“These stories are swift aching, almost unbearably intense flares of emotion and lyrical language, sent out into the existential darkness of everyday life. July’s characters are orphans and runaways and misfits, insecure, lost and lonely, but they do their best to find that last remaining scintilla of strength in each other and in themselves.”—Time magazine
“[July’s] worlds feel real and surreal and desperately sad and filled with what one character calls ‘secret joy,’ at the same time.”—The Seattle Times
“Who will Miranda July’s work appeal to? To borrow the name of her lovely first film, Me and You and Everyone We Know.”—Entertainment Weekly
“Miranda July is graced with an unabashed love for the basic humanity of her characters.”—The New York Observer
“[An] astonishingly good collection of short stories.”—Vogue
“Miranda July has a true intimacy with damaged hearts.”—Time Out New York
“Whimsical…extraordinary tales…at the core of each strange, often comic tale lies the basic human need for love and understanding.”—The Village Voice
“July is near perfect here, writing with empathy and sweetness and drawing humor from the itchily uncomfortable.”—Los Angeles magazine
“Earnest, to tales of love.”—Slate

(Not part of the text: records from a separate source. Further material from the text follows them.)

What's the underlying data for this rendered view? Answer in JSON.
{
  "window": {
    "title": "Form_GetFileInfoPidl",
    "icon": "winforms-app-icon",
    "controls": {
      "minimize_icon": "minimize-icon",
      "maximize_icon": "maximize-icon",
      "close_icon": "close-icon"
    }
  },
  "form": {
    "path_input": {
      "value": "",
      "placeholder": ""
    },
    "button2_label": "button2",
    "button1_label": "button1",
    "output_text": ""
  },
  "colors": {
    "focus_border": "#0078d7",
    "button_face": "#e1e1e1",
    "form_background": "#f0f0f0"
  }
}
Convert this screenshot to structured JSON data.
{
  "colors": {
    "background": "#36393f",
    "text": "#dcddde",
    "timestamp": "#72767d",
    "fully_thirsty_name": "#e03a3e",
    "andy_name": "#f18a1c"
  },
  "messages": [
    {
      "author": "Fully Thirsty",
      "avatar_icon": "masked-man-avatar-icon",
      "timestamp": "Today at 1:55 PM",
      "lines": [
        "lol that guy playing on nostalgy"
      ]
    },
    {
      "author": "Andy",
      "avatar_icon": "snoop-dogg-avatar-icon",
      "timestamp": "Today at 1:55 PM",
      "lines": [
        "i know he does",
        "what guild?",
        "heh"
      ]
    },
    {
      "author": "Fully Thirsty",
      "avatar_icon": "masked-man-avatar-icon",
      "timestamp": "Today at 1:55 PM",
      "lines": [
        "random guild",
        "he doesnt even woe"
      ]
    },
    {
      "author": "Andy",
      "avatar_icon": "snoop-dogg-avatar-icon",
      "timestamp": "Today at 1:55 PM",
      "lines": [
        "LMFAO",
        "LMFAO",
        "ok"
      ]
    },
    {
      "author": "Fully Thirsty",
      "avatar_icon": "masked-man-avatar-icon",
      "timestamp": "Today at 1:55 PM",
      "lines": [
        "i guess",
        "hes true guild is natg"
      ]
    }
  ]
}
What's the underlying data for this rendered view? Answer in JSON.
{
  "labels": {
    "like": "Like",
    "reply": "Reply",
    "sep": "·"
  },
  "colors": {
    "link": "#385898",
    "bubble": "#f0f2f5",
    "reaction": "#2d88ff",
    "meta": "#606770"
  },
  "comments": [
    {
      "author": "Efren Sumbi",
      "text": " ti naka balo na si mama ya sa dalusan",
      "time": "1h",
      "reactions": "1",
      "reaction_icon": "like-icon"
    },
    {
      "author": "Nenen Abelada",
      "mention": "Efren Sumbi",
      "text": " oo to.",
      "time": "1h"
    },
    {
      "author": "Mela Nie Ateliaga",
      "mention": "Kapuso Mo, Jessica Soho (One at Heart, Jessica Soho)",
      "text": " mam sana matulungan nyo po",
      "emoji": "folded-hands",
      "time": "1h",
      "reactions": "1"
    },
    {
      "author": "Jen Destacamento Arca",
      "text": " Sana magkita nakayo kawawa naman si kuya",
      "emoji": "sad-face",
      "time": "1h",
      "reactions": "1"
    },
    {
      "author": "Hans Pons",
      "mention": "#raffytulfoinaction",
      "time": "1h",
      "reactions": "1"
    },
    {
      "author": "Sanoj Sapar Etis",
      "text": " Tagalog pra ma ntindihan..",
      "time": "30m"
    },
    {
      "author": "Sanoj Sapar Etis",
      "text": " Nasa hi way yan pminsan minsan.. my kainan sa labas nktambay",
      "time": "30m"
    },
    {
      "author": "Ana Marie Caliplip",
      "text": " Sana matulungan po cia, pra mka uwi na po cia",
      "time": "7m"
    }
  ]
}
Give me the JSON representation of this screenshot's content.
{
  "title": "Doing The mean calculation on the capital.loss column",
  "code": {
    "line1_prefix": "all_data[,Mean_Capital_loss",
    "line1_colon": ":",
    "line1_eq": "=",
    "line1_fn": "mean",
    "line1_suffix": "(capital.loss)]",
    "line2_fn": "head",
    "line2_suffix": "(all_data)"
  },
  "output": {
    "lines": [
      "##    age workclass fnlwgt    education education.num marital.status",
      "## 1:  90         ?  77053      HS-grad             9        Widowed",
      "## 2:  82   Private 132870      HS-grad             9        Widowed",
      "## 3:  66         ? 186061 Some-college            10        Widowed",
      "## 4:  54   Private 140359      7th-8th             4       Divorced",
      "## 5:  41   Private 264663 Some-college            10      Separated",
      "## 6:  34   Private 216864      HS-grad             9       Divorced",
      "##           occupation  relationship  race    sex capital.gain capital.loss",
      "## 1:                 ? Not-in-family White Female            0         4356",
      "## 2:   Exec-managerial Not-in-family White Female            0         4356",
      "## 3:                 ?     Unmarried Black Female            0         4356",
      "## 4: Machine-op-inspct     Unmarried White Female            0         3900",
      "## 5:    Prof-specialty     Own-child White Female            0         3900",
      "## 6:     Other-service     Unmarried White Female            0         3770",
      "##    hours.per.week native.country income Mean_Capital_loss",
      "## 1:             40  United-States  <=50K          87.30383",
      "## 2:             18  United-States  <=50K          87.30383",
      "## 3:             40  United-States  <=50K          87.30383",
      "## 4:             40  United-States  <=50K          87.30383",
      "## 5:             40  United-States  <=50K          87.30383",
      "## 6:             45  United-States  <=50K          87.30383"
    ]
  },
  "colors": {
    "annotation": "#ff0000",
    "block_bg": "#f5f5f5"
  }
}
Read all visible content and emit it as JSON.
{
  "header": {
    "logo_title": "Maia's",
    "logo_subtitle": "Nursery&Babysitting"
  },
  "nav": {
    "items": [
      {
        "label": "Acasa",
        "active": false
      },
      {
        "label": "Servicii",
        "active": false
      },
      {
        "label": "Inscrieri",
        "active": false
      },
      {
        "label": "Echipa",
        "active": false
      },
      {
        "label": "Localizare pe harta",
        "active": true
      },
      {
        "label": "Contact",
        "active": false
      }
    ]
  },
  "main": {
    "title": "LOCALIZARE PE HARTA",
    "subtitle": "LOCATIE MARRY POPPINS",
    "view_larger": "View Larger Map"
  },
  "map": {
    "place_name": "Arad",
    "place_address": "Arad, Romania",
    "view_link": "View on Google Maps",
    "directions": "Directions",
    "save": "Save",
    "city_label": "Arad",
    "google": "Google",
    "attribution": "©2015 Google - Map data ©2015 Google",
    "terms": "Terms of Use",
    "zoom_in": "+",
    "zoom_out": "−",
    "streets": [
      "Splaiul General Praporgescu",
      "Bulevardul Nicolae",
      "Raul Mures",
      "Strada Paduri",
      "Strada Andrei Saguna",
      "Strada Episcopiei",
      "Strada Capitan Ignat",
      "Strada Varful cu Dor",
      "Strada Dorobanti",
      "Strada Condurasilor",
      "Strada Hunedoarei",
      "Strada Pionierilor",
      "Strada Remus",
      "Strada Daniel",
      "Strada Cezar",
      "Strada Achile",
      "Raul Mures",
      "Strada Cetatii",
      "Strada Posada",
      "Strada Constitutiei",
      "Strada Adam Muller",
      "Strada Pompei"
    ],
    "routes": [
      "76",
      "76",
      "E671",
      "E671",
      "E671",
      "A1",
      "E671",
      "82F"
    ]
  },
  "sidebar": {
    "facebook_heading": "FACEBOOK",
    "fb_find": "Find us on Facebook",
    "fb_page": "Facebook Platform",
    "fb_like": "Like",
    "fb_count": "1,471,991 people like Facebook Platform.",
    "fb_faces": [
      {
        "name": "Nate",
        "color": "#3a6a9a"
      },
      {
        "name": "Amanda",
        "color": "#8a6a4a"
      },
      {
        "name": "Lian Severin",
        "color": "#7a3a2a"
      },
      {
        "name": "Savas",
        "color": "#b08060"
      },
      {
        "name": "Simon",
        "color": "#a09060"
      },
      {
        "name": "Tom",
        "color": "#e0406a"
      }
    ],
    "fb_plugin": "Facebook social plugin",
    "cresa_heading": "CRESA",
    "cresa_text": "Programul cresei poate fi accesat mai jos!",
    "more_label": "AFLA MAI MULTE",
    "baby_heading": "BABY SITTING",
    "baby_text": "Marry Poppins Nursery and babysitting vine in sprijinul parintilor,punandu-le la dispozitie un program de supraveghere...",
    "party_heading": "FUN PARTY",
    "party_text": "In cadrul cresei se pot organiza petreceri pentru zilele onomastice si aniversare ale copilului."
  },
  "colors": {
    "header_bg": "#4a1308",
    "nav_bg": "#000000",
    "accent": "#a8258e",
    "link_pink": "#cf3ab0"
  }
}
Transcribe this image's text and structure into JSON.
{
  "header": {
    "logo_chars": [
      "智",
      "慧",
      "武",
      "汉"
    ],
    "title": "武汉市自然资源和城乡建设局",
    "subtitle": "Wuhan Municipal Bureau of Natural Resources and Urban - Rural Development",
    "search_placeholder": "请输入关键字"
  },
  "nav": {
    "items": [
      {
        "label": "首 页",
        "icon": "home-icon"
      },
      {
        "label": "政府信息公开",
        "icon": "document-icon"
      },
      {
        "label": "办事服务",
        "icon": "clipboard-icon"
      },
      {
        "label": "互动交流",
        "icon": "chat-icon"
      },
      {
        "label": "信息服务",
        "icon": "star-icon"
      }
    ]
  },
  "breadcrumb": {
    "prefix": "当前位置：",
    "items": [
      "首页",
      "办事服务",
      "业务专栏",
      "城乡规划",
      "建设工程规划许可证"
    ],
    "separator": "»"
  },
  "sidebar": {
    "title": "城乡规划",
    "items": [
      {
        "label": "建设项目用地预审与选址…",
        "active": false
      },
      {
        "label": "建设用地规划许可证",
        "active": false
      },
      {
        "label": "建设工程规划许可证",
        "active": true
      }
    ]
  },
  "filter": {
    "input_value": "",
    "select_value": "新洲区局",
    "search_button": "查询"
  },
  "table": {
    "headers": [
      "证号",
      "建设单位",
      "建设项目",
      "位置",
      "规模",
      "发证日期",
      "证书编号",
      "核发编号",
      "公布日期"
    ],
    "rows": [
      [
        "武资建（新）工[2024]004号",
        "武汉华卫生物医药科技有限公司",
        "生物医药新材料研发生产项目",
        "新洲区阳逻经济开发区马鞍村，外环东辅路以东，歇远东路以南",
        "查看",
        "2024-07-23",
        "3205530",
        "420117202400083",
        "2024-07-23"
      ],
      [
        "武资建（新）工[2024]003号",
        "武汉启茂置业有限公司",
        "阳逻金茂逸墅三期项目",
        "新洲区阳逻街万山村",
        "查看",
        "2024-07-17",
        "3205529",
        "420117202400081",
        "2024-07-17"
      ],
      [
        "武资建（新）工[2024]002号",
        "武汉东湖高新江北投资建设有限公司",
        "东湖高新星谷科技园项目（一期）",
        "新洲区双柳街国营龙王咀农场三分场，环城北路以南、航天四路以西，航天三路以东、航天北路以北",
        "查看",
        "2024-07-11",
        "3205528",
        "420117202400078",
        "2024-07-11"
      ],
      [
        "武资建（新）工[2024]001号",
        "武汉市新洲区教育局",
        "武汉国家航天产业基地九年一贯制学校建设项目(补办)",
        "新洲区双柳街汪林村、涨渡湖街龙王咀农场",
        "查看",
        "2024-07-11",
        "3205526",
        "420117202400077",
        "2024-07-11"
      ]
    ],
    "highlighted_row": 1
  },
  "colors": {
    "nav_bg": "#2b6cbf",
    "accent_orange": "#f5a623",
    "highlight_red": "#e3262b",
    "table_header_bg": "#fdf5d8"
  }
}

“July’s stories are sexy and fast… Her characters are a new lost generation.”—O, The Oprah Magazine
“July’s quicksilver fiction is always surprising, and it takes pains to remind us that, somehow, we all belong somewhere.”—The Miami Herald
“July’s tales roll out epiphanies so exquisite and bizarre, they’ll change the way you view life.”—
“There is a marked new maturity in these stories—a determination not just to chronicle her characters’ obsessions and idiosyncrasies, but also to understand the purpose they serve.”—New York magazine
“July has an unmistakable voice: earnest, funny, emotionally charged.”—Details
“Rich and lyrical…playful and devastating…wonderfully accessible yet undeniably poetic.”—Zink
“Devastatingly personal…curiously uplifting.”—The Salt Lake Tribune
“At once reflective, sexual, funny, and sad. It’s a non sequitur, but not nonsensical…Her writing exudes a (false) simplicity as contagious and dangerous a model in the hands of less capable writers as the works of Raymond Carver…These stories are marked by an imagination that conjures the incredible, renders it mundane (often through sex) and captures an emptiness of modern spirit.”—The Oregonian
“Touching on both the mundane and the provocative…[these stories] are written with July’s frank perspective and an emotional eye for detail.”—The Sacramento Bee